(Dataset rows for apps and sites)

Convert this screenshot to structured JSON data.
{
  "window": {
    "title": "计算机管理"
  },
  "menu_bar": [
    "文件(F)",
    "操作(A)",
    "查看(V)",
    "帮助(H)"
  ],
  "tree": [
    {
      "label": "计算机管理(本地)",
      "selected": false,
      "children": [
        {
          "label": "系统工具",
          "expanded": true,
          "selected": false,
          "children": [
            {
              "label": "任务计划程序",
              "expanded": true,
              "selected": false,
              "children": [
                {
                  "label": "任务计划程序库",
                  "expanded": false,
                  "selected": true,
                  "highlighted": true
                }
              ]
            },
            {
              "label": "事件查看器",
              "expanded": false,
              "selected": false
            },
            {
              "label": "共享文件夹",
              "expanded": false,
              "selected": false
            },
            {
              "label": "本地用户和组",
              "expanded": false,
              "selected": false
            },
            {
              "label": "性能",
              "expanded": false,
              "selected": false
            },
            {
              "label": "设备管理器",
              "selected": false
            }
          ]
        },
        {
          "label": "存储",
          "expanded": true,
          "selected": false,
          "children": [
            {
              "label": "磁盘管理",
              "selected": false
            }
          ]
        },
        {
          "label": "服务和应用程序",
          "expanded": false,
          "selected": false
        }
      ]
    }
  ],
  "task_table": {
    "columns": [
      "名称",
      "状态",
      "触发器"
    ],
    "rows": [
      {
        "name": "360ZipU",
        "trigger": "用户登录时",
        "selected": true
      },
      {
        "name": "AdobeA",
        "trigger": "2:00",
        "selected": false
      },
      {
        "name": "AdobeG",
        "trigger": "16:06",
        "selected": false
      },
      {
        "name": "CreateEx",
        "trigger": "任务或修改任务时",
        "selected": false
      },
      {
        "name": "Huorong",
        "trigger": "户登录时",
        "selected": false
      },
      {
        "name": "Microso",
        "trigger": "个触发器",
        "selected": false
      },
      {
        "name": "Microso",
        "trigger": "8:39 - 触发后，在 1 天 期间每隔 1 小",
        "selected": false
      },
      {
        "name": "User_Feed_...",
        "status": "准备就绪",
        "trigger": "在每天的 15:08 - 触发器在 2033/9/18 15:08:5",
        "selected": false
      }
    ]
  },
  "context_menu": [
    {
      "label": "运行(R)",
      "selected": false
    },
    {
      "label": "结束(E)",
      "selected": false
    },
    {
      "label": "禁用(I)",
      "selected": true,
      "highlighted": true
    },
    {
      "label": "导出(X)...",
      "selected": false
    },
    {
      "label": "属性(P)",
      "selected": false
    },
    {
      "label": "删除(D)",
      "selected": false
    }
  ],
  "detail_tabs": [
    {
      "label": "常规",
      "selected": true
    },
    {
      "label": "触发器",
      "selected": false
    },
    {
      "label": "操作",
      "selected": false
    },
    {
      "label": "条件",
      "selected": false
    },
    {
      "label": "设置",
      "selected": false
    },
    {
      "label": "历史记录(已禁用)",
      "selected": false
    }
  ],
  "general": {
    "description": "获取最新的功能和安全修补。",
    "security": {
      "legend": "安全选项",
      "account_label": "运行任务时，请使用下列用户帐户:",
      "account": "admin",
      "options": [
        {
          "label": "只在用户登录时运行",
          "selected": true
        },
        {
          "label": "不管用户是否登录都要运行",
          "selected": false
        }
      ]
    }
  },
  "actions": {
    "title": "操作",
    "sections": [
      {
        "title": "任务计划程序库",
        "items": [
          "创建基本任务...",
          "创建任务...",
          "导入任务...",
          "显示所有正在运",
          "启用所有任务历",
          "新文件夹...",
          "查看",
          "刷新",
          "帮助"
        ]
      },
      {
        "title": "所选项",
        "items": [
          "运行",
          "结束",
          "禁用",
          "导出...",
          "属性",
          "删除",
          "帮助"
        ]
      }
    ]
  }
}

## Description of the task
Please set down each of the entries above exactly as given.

## Result for this task
Convert this screenshot to structured JSON data.
{
  "window": {
    "title": "计算机管理"
  },
  "menu_bar": [
    "文件(F)",
    "操作(A)",
    "查看(V)",
    "帮助(H)"
  ],
  "tree": [
    {
      "label": "计算机管理(本地)",
      "selected": false,
      "children": [
        {
          "label": "系统工具",
          "expanded": true,
          "selected": false,
          "children": [
            {
              "label": "任务计划程序",
              "expanded": true,
              "selected": false,
              "children": [
                {
                  "label": "任务计划程序库",
                  "expanded": false,
                  "selected": true,
                  "highlighted": true
                }
              ]
            },
            {
              "label": "事件查看器",
              "expanded": false,
              "selected": false
            },
            {
              "label": "共享文件夹",
              "expanded": false,
              "selected": false
            },
            {
              "label": "本地用户和组",
              "expanded": false,
              "selected": false
            },
            {
              "label": "性能",
              "expanded": false,
              "selected": false
            },
            {
              "label": "设备管理器",
              "selected": false
            }
          ]
        },
        {
          "label": "存储",
          "expanded": true,
          "selected": false,
          "children": [
            {
              "label": "磁盘管理",
              "selected": false
            }
          ]
        },
        {
          "label": "服务和应用程序",
          "expanded": false,
          "selected": false
        }
      ]
    }
  ],
  "task_table": {
    "columns": [
      "名称",
      "状态",
      "触发器"
    ],
    "rows": [
      {
        "name": "360ZipU",
        "trigger": "用户登录时",
        "selected": true
      },
      {
        "name": "AdobeA",
        "trigger": "2:00",
        "selected": false
      },
      {
        "name": "AdobeG",
        "trigger": "16:06",
        "selected": false
      },
      {
        "name": "CreateEx",
        "trigger": "任务或修改任务时",
        "selected": false
      },
      {
        "name": "Huorong",
        "trigger": "户登录时",
        "selected": false
      },
      {
        "name": "Microso",
        "trigger": "个触发器",
        "selected": false
      },
      {
        "name": "Microso",
        "trigger": "8:39 - 触发后，在 1 天 期间每隔 1 小",
        "selected": false
      },
      {
        "name": "User_Feed_...",
        "status": "准备就绪",
        "trigger": "在每天的 15:08 - 触发器在 2033/9/18 15:08:5",
        "selected": false
      }
    ]
  },
  "context_menu": [
    {
      "label": "运行(R)",
      "selected": false
    },
    {
      "label": "结束(E)",
      "selected": false
    },
    {
      "label": "禁用(I)",
      "selected": true,
      "highlighted": true
    },
    {
      "label": "导出(X)...",
      "selected": false
    },
    {
      "label": "属性(P)",
      "selected": false
    },
    {
      "label": "删除(D)",
      "selected": false
    }
  ],
  "detail_tabs": [
    {
      "label": "常规",
      "selected": true
    },
    {
      "label": "触发器",
      "selected": false
    },
    {
      "label": "操作",
      "selected": false
    },
    {
      "label": "条件",
      "selected": false
    },
    {
      "label": "设置",
      "selected": false
    },
    {
      "label": "历史记录(已禁用)",
      "selected": false
    }
  ],
  "general": {
    "description": "获取最新的功能和安全修补。",
    "security": {
      "legend": "安全选项",
      "account_label": "运行任务时，请使用下列用户帐户:",
      "account": "admin",
      "options": [
        {
          "label": "只在用户登录时运行",
          "selected": true
        },
        {
          "label": "不管用户是否登录都要运行",
          "selected": false
        }
      ]
    }
  },
  "actions": {
    "title": "操作",
    "sections": [
      {
        "title": "任务计划程序库",
        "items": [
          "创建基本任务...",
          "创建任务...",
          "导入任务...",
          "显示所有正在运",
          "启用所有任务历",
          "新文件夹...",
          "查看",
          "刷新",
          "帮助"
        ]
      },
      {
        "title": "所选项",
        "items": [
          "运行",
          "结束",
          "禁用",
          "导出...",
          "属性",
          "删除",
          "帮助"
        ]
      }
    ]
  }
}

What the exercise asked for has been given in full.